Here are my tasting notes and scores:
Blind taste test #1 – Sterling Vineyards Pinot Grigio. Pale yellow, not very aromatic, dry, with crisp acidity, well balanced and medium long finish. Scored 86 points and cost $12.97 for the bottle.
Jewel Box Pinot Grigio. Very dark yellow, aroma of pineapple, a sweeter wine with noticeable sugar. The sugar made the wine taste thick in the mouth and that overwhelmed the acidity making the wine feel sticky. This was a clear indication of an imbalance plus the wine tasted watery. Scored 77 points and cost $24.89 for the box.
Blind taste test #2 – Handcrafted Vineyards Red Blend. Berries and jammy fruit aroma, sweet, full-bodied with good acidity making the wine smooth with soft tannins and a nice balance. Scored 86 points and cost $11.89 for the bottle.
Bota Box Red. Deep red color with no noticeable aroma. Dry, with medium full-body, slight alcohol burn in the throat, no noticeable flavors. Scored 77 points and cost $22.99 for the box.
Blind taste test #3 – Altos Malbec. Purplish black color with an awful aroma of burnt coffee, wet soil and barnyard (truly disgusting smell). Dry with a medium full body, average acidity, fair balance, some interesting new aromas in the mouth and a medium finish (it tasted better than it smelled). Scored 79 points and cost $11.49 for the bottle.
Vin Vault Malbec. Deep purple, nice aromas of green pepper, cedar and wet pine forest. The wine was overly sweet, making it flabby, completely unbalanced and bland with a very short watery finish. Extremely disappointing. One taster’s comment was, “All show, no show up.” Scored 69 points and cost $21.89

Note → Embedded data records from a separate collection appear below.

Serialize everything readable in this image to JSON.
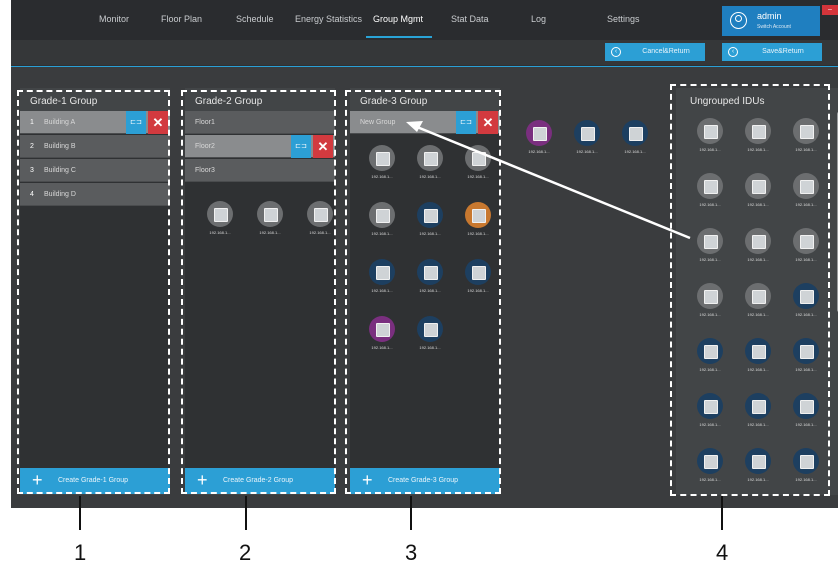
{
  "nav": {
    "items": [
      "Monitor",
      "Floor Plan",
      "Schedule",
      "Energy Statistics",
      "Group Mgmt",
      "Stat Data",
      "Log",
      "Settings"
    ],
    "active": "Group Mgmt"
  },
  "user": {
    "name": "admin",
    "subtitle": "Switch Account"
  },
  "actions": {
    "cancel": "Cancel&Return",
    "save": "Save&Return",
    "cancel_icon": "arrow-circle-icon",
    "save_icon": "arrow-circle-icon"
  },
  "grade1": {
    "title": "Grade-1 Group",
    "items": [
      {
        "num": "1",
        "label": "Building A",
        "selected": true
      },
      {
        "num": "2",
        "label": "Building B"
      },
      {
        "num": "3",
        "label": "Building C"
      },
      {
        "num": "4",
        "label": "Building D"
      }
    ],
    "create_label": "Create Grade-1 Group"
  },
  "grade2": {
    "title": "Grade-2 Group",
    "items": [
      {
        "label": "Floor1"
      },
      {
        "label": "Floor2",
        "selected": true
      },
      {
        "label": "Floor3"
      }
    ],
    "devices": [
      "192.168.1...",
      "192.168.1...",
      "192.168.1..."
    ],
    "create_label": "Create Grade-2 Group"
  },
  "grade3": {
    "title": "Grade-3 Group",
    "items": [
      {
        "label": "New Group",
        "selected": true
      }
    ],
    "devices": [
      {
        "ip": "192.168.1...",
        "color": "gray"
      },
      {
        "ip": "192.168.1...",
        "color": "gray"
      },
      {
        "ip": "192.168.1...",
        "color": "gray"
      },
      {
        "ip": "192.168.1...",
        "color": "gray"
      },
      {
        "ip": "192.168.1...",
        "color": "blue"
      },
      {
        "ip": "192.168.1...",
        "color": "orange"
      },
      {
        "ip": "192.168.1...",
        "color": "blue"
      },
      {
        "ip": "192.168.1...",
        "color": "blue"
      },
      {
        "ip": "192.168.1...",
        "color": "blue"
      },
      {
        "ip": "192.168.1...",
        "color": "purple"
      },
      {
        "ip": "192.168.1...",
        "color": "blue"
      }
    ],
    "create_label": "Create Grade-3 Group"
  },
  "loose_devices": [
    {
      "ip": "192.168.1...",
      "color": "purple"
    },
    {
      "ip": "192.168.1...",
      "color": "blue"
    },
    {
      "ip": "192.168.1...",
      "color": "blue"
    }
  ],
  "ungrouped": {
    "title": "Ungrouped IDUs",
    "devices": [
      {
        "ip": "192.168.1...",
        "color": "gray"
      },
      {
        "ip": "192.168.1...",
        "color": "gray"
      },
      {
        "ip": "192.168.1...",
        "color": "gray"
      },
      {
        "ip": "192.168.1...",
        "color": "gray"
      },
      {
        "ip": "192.168.1...",
        "color": "gray"
      },
      {
        "ip": "192.168.1...",
        "color": "gray"
      },
      {
        "ip": "192.168.1...",
        "color": "gray"
      },
      {
        "ip": "192.168.1...",
        "color": "gray"
      },
      {
        "ip": "192.168.1...",
        "color": "gray"
      },
      {
        "ip": "192.168.1...",
        "color": "gray"
      },
      {
        "ip": "192.168.1...",
        "color": "gray"
      },
      {
        "ip": "192.168.1...",
        "color": "blue"
      },
      {
        "ip": "192.168.1...",
        "color": "blue"
      },
      {
        "ip": "192.168.1...",
        "color": "blue"
      },
      {
        "ip": "192.168.1...",
        "color": "blue"
      },
      {
        "ip": "192.168.1...",
        "color": "blue"
      },
      {
        "ip": "192.168.1...",
        "color": "blue"
      },
      {
        "ip": "192.168.1...",
        "color": "blue"
      },
      {
        "ip": "192.168.1...",
        "color": "blue"
      },
      {
        "ip": "192.168.1...",
        "color": "blue"
      },
      {
        "ip": "192.168.1...",
        "color": "blue"
      }
    ]
  },
  "callouts": [
    "1",
    "2",
    "3",
    "4"
  ],
  "colors": {
    "accent": "#2c9fd5",
    "danger": "#d23a3f",
    "panel": "#424547",
    "background": "#2e3032"
  }
}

As you can see from my notes the box wines scored lower than the bottles. You might think that this is because of my sophisticated palate, but when we compared scores in class we found that most people scored on a similar scale with similar results. Also the majority of people were able correctly identify the box wine vs. the bottle wine with about ¾ of the class guessing correctly.
Box wines market themselves as convenient and economizing. A typical box wine contains 3 liters of wine and sells for around $22. Three liters is equivalent to four bottles of wine. This make the price per bottle around $5.50. But as my notes show they all scored lower than the bottles at $11 – $13. Maybe I should have selected $5 wines to compare to the box wines, and it could be that box wine is really just $5 bottle wine dressed up in a cardboard box.
David Devere is a certified specialist of wine. He teaches wine classes mainly in the Duluth, MN area. Contact him at email@example.com.